_Your instructions_: Please show all lines of the records that include "JSON".

_Records for this task_:
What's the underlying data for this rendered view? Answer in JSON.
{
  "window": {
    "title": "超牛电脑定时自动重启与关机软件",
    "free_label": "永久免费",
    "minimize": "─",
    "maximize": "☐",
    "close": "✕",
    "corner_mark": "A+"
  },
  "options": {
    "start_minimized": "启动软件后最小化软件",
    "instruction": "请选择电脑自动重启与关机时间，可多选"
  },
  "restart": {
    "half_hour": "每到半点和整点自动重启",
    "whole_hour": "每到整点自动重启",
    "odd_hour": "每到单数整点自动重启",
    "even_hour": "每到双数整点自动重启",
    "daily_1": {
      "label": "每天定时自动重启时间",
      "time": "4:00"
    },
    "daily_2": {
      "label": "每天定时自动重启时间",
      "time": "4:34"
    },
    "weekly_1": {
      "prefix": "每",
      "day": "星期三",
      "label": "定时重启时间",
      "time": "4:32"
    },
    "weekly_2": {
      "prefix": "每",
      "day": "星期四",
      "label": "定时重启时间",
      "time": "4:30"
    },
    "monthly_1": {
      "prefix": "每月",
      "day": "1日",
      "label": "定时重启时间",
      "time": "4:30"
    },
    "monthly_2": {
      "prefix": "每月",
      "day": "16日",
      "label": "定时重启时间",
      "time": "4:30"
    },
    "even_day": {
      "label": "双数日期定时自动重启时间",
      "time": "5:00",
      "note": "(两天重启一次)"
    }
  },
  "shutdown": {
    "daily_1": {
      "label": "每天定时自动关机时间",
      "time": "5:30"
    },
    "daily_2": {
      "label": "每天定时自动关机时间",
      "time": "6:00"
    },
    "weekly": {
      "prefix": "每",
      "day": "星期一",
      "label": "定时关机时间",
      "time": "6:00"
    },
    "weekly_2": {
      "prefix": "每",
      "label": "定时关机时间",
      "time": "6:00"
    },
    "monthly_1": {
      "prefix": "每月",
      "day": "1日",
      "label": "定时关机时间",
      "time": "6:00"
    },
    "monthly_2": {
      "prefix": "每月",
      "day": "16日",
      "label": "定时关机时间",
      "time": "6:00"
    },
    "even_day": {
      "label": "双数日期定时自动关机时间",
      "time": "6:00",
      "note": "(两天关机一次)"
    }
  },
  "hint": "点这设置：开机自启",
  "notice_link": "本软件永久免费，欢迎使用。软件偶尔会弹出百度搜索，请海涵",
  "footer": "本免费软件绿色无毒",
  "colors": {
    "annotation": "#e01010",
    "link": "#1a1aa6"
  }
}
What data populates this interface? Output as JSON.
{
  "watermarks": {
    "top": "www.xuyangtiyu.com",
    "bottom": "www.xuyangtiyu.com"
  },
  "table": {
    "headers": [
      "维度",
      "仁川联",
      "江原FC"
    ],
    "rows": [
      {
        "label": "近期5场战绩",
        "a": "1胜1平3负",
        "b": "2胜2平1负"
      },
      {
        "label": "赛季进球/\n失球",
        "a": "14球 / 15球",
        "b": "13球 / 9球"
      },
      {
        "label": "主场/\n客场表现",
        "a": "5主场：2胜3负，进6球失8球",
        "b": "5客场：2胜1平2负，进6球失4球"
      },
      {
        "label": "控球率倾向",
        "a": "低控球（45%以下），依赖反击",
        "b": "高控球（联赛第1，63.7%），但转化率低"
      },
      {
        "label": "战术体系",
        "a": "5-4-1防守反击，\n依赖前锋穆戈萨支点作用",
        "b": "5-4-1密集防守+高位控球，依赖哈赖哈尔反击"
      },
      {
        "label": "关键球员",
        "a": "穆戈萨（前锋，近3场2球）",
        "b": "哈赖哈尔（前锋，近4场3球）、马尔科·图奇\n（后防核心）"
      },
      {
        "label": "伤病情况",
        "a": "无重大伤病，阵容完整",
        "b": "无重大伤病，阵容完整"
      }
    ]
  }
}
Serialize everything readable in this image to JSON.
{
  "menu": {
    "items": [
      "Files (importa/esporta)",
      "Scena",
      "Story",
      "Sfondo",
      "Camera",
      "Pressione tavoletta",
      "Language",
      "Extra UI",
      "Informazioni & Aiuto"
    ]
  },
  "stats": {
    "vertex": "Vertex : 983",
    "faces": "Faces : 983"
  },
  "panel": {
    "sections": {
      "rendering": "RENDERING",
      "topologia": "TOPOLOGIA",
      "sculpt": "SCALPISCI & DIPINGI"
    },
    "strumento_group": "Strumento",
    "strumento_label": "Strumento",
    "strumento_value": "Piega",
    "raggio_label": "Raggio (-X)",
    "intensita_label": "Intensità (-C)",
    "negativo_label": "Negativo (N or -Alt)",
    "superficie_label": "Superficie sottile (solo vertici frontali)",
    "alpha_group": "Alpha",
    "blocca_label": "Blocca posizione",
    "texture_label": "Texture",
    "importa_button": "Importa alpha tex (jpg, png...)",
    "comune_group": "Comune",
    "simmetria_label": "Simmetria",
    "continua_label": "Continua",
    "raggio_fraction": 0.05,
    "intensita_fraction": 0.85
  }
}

_Response box_:
What's the underlying data for this rendered view? Answer in JSON.
What data populates this interface? Output as JSON.
Serialize everything readable in this image to JSON.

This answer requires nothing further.